If you have been on social media recently, then you have probably seen the word “simp” thrown around a lot. Upon first hearing the word, I thought it was just an abbreviation of the term “simpleton.” However, the word has a deeper and more problematic meaning.
The term was first used in the 1920s when the New York Times used the word “simpleton” as an insult to someone’s intelligence, that they were dumb and incapable of understanding larger concepts. In 1946, “simpleton” was shortened to simp, and became used as slang. Over time it evolved, and in the 80s and 90s, during the rise of rap and hip-hop, rappers used to insult men who were “soft” towards women and their female friends. Around 2010, during a major time in the third wave of feminism movement, many men’s rights groups and incels began using the word to insult to describe men who supported feminism, treating women with respect, and as their equals. The word circulated back into popular use just last year on TikTok, a Chinese video-sharing social networking service where users can make talent, comedy, dance content and more, after TikToker Marco Borghi, known virtually as poloboy, posted a video about “simps,” making fun of them. Many people on TikTok have begun using simp in a more innocent context. Namely, to describe their behaviors and affections for a significant other, or by saying they idolize or are attracted to and would do anything for a celebrity they like. However, the more toxic and true to its origins definition comes from UrbanDictionary, which defines a “simp” as “ a man who puts too much value on a woman for no reason.” Dictionary.com defines it as a slang insult that is used “for men who are seen as too attentive and submissive to women, especially out of a failed hope of winning some entitled sexual attention or activity from them.” These definitions are extremely problematic for a number of reasons. The first one insinuates that women inherently do not have value, and that there is no reason to treat them with respect, decency, or dignity unless they are assigned a value. The second definition suggests that the only reason a man would “be attentive” to a woman’s needs is if he thinks there is something to be gained from it, instead of common propriety. Not to mention, that it implies that being “submissive to women” is emasculating and you would only do it in order to get “sexual attention.”

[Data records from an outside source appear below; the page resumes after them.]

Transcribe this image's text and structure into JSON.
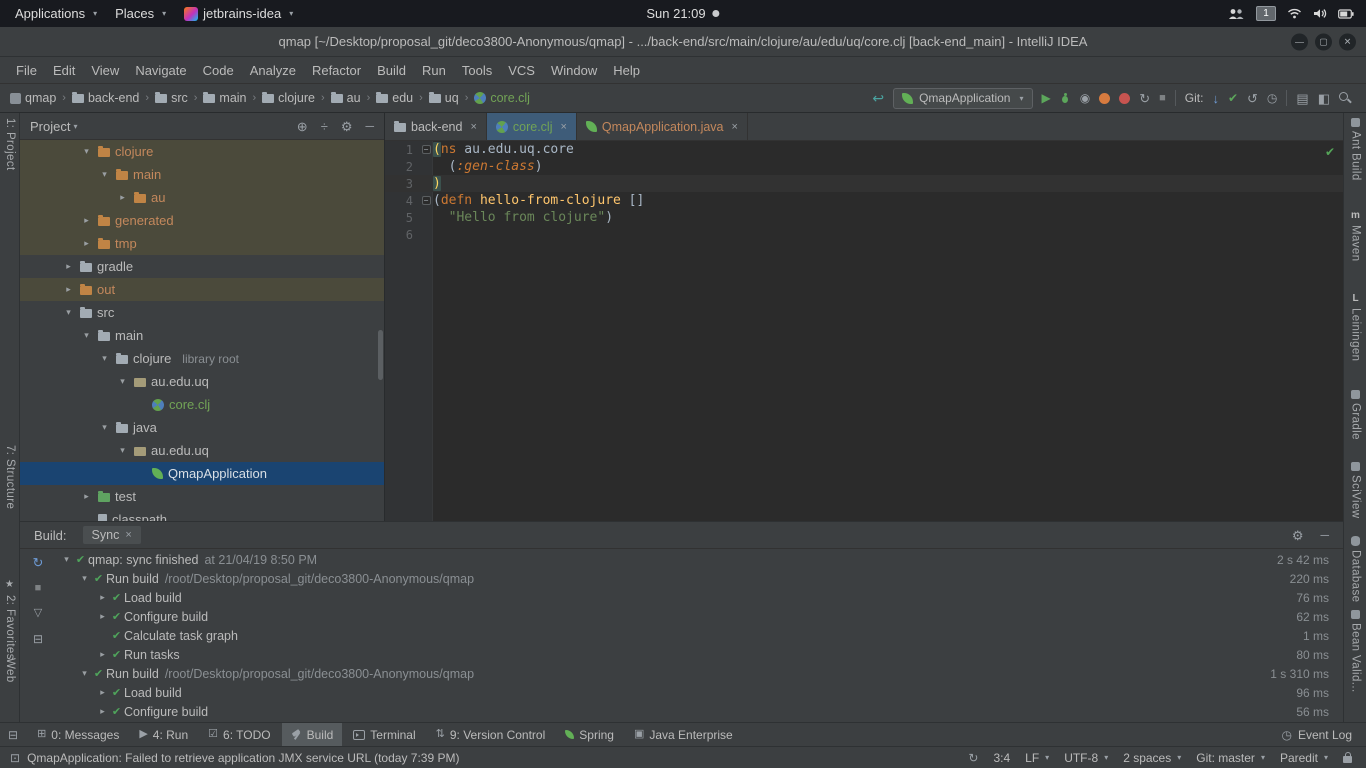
{
  "system_bar": {
    "applications_menu": "Applications",
    "places_menu": "Places",
    "app_menu": "jetbrains-idea",
    "clock": "Sun 21:09",
    "workspace_number": "1"
  },
  "window": {
    "title": "qmap [~/Desktop/proposal_git/deco3800-Anonymous/qmap] - .../back-end/src/main/clojure/au/edu/uq/core.clj [back-end_main] - IntelliJ IDEA"
  },
  "menu_bar": [
    "File",
    "Edit",
    "View",
    "Navigate",
    "Code",
    "Analyze",
    "Refactor",
    "Build",
    "Run",
    "Tools",
    "VCS",
    "Window",
    "Help"
  ],
  "toolbar": {
    "breadcrumbs": [
      {
        "label": "qmap",
        "icon": "project"
      },
      {
        "label": "back-end",
        "icon": "folder"
      },
      {
        "label": "src",
        "icon": "folder"
      },
      {
        "label": "main",
        "icon": "folder"
      },
      {
        "label": "clojure",
        "icon": "folder"
      },
      {
        "label": "au",
        "icon": "folder"
      },
      {
        "label": "edu",
        "icon": "folder"
      },
      {
        "label": "uq",
        "icon": "folder"
      },
      {
        "label": "core.clj",
        "icon": "clojure",
        "color": "green"
      }
    ],
    "run_config": "QmapApplication",
    "git_label": "Git:",
    "left_icons": [
      "back-icon"
    ],
    "run_icons": [
      "run-icon",
      "debug-icon",
      "coverage-icon",
      "profiler-icon",
      "attach-profiler-icon",
      "rerun-icon",
      "stop-icon"
    ],
    "git_icons": [
      "update-project-icon",
      "commit-icon",
      "rollback-icon",
      "history-icon"
    ],
    "right_icons": [
      "structure-icon",
      "layout-icon",
      "search-icon"
    ]
  },
  "left_strip": [
    "1: Project",
    "7: Structure",
    "2: Favorites",
    "Web"
  ],
  "right_strip": [
    "Ant Build",
    "Maven",
    "Leiningen",
    "Gradle",
    "SciView",
    "Database",
    "Bean Valid..."
  ],
  "project_panel": {
    "title": "Project",
    "header_icons": [
      "locate-icon",
      "collapse-all-icon",
      "settings-icon",
      "hide-icon"
    ],
    "tree": [
      {
        "label": "clojure",
        "level": 3,
        "arrow": "down",
        "icon": "folder-orange",
        "color": "orange",
        "bg": "olive"
      },
      {
        "label": "main",
        "level": 4,
        "arrow": "down",
        "icon": "folder-orange",
        "color": "orange",
        "bg": "olive"
      },
      {
        "label": "au",
        "level": 5,
        "arrow": "right",
        "icon": "folder-orange",
        "color": "orange",
        "bg": "olive"
      },
      {
        "label": "generated",
        "level": 3,
        "arrow": "right",
        "icon": "folder-orange",
        "color": "orange",
        "bg": "olive"
      },
      {
        "label": "tmp",
        "level": 3,
        "arrow": "right",
        "icon": "folder-orange",
        "color": "orange",
        "bg": "olive"
      },
      {
        "label": "gradle",
        "level": 2,
        "arrow": "right",
        "icon": "folder"
      },
      {
        "label": "out",
        "level": 2,
        "arrow": "right",
        "icon": "folder-orange",
        "color": "orange",
        "bg": "olive"
      },
      {
        "label": "src",
        "level": 2,
        "arrow": "down",
        "icon": "folder"
      },
      {
        "label": "main",
        "level": 3,
        "arrow": "down",
        "icon": "folder"
      },
      {
        "label": "clojure",
        "level": 4,
        "arrow": "down",
        "icon": "folder",
        "annotation": "library root"
      },
      {
        "label": "au.edu.uq",
        "level": 5,
        "arrow": "down",
        "icon": "package"
      },
      {
        "label": "core.clj",
        "level": 6,
        "arrow": "none",
        "icon": "clojure",
        "color": "green"
      },
      {
        "label": "java",
        "level": 4,
        "arrow": "down",
        "icon": "folder"
      },
      {
        "label": "au.edu.uq",
        "level": 5,
        "arrow": "down",
        "icon": "package"
      },
      {
        "label": "QmapApplication",
        "level": 6,
        "arrow": "none",
        "icon": "spring",
        "selected": true
      },
      {
        "label": "test",
        "level": 3,
        "arrow": "right",
        "icon": "folder-test"
      },
      {
        "label": "classpath",
        "level": 3,
        "arrow": "none",
        "icon": "file"
      }
    ]
  },
  "editor": {
    "tabs": [
      {
        "label": "back-end",
        "icon": "folder"
      },
      {
        "label": "core.clj",
        "icon": "clojure",
        "active": true,
        "color": "green"
      },
      {
        "label": "QmapApplication.java",
        "icon": "spring",
        "color": "orange"
      }
    ],
    "lines": [
      {
        "num": 1,
        "fold": true,
        "segments": [
          {
            "t": "(",
            "c": "match"
          },
          {
            "t": "ns",
            "c": "kw"
          },
          {
            "t": " au.edu.uq.core",
            "c": "plain"
          }
        ]
      },
      {
        "num": 2,
        "segments": [
          {
            "t": "  (",
            "c": "plain"
          },
          {
            "t": ":gen-class",
            "c": "kwlit"
          },
          {
            "t": ")",
            "c": "plain"
          }
        ]
      },
      {
        "num": 3,
        "caret": true,
        "segments": [
          {
            "t": ")",
            "c": "match"
          }
        ]
      },
      {
        "num": 4,
        "fold": true,
        "segments": [
          {
            "t": "(",
            "c": "plain"
          },
          {
            "t": "defn",
            "c": "kw"
          },
          {
            "t": " ",
            "c": "plain"
          },
          {
            "t": "hello-from-clojure",
            "c": "fn"
          },
          {
            "t": " []",
            "c": "plain"
          }
        ]
      },
      {
        "num": 5,
        "segments": [
          {
            "t": "  ",
            "c": "plain"
          },
          {
            "t": "\"Hello from clojure\"",
            "c": "str"
          },
          {
            "t": ")",
            "c": "plain"
          }
        ]
      },
      {
        "num": 6,
        "segments": []
      }
    ]
  },
  "build_panel": {
    "label": "Build:",
    "tab": "Sync",
    "side_icons": [
      "refresh-icon",
      "stop-icon",
      "filter-icon",
      "pin-icon"
    ],
    "header_icons": [
      "settings-icon",
      "hide-icon"
    ],
    "rows": [
      {
        "level": 0,
        "arrow": "down",
        "label": "qmap: sync finished",
        "detail": "at 21/04/19 8:50 PM",
        "duration": "2 s 42 ms"
      },
      {
        "level": 1,
        "arrow": "down",
        "label": "Run build",
        "detail": "/root/Desktop/proposal_git/deco3800-Anonymous/qmap",
        "duration": "220 ms"
      },
      {
        "level": 2,
        "arrow": "right",
        "label": "Load build",
        "duration": "76 ms"
      },
      {
        "level": 2,
        "arrow": "right",
        "label": "Configure build",
        "duration": "62 ms"
      },
      {
        "level": 2,
        "arrow": "none",
        "label": "Calculate task graph",
        "duration": "1 ms"
      },
      {
        "level": 2,
        "arrow": "right",
        "label": "Run tasks",
        "duration": "80 ms"
      },
      {
        "level": 1,
        "arrow": "down",
        "label": "Run build",
        "detail": "/root/Desktop/proposal_git/deco3800-Anonymous/qmap",
        "duration": "1 s 310 ms"
      },
      {
        "level": 2,
        "arrow": "right",
        "label": "Load build",
        "duration": "96 ms"
      },
      {
        "level": 2,
        "arrow": "right",
        "label": "Configure build",
        "duration": "56 ms"
      }
    ]
  },
  "bottom_bar": {
    "items": [
      {
        "icon": "window",
        "label": "0: Messages"
      },
      {
        "icon": "play",
        "label": "4: Run"
      },
      {
        "icon": "todo",
        "label": "6: TODO"
      },
      {
        "icon": "hammer",
        "label": "Build",
        "active": true
      },
      {
        "icon": "terminal",
        "label": "Terminal"
      },
      {
        "icon": "vcs",
        "label": "9: Version Control"
      },
      {
        "icon": "spring",
        "label": "Spring"
      },
      {
        "icon": "javaee",
        "label": "Java Enterprise"
      }
    ],
    "event_log": "Event Log"
  },
  "status_bar": {
    "message": "QmapApplication: Failed to retrieve application JMX service URL (today 7:39 PM)",
    "widgets": [
      "3:4",
      "LF",
      "UTF-8",
      "2 spaces",
      "Git: master",
      "Paredit"
    ]
  }
}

By these definitions, it is abundantly clear that simp is a sexist term in thinly veiled misogyny, used to call men who do things for their female counterparts or treat them with decency without expecting anything in return, namely sex. It has become a way for men and boys to insult one another as well as attack or question their masculinity. On TikTok, we see boys saying that comforting a girl, asking her how her day was, or making sure she gets home safe by texting her is “simp behavior.” It is used to put down men who show women the absolute bare minimum of respect and decency. This only encourages poor treatment of women, implying that you cannot both respect them and be masculine— perpetuating toxic masculinity. Many men and boys already struggle with being seen as not masculine enough, and, by these definitions, do not want to be seen as “weak” or “whipped”; so, in turn, they treat women and girls they are attracted to poorly. This behavior in response encourages a narrative girls are told from a young age — that if a boy is mean to you, it is because he likes you. This conditions women and girls to expect poor treatment from men and boys they like. The already low bar for them is lowered even more by words like this.
We need to stop using simp to describe men and boys. We should not put them down for being kind and decent to women and girls without an expectation of something in return. We should appreciate and encourage that, as it is the bare minimum.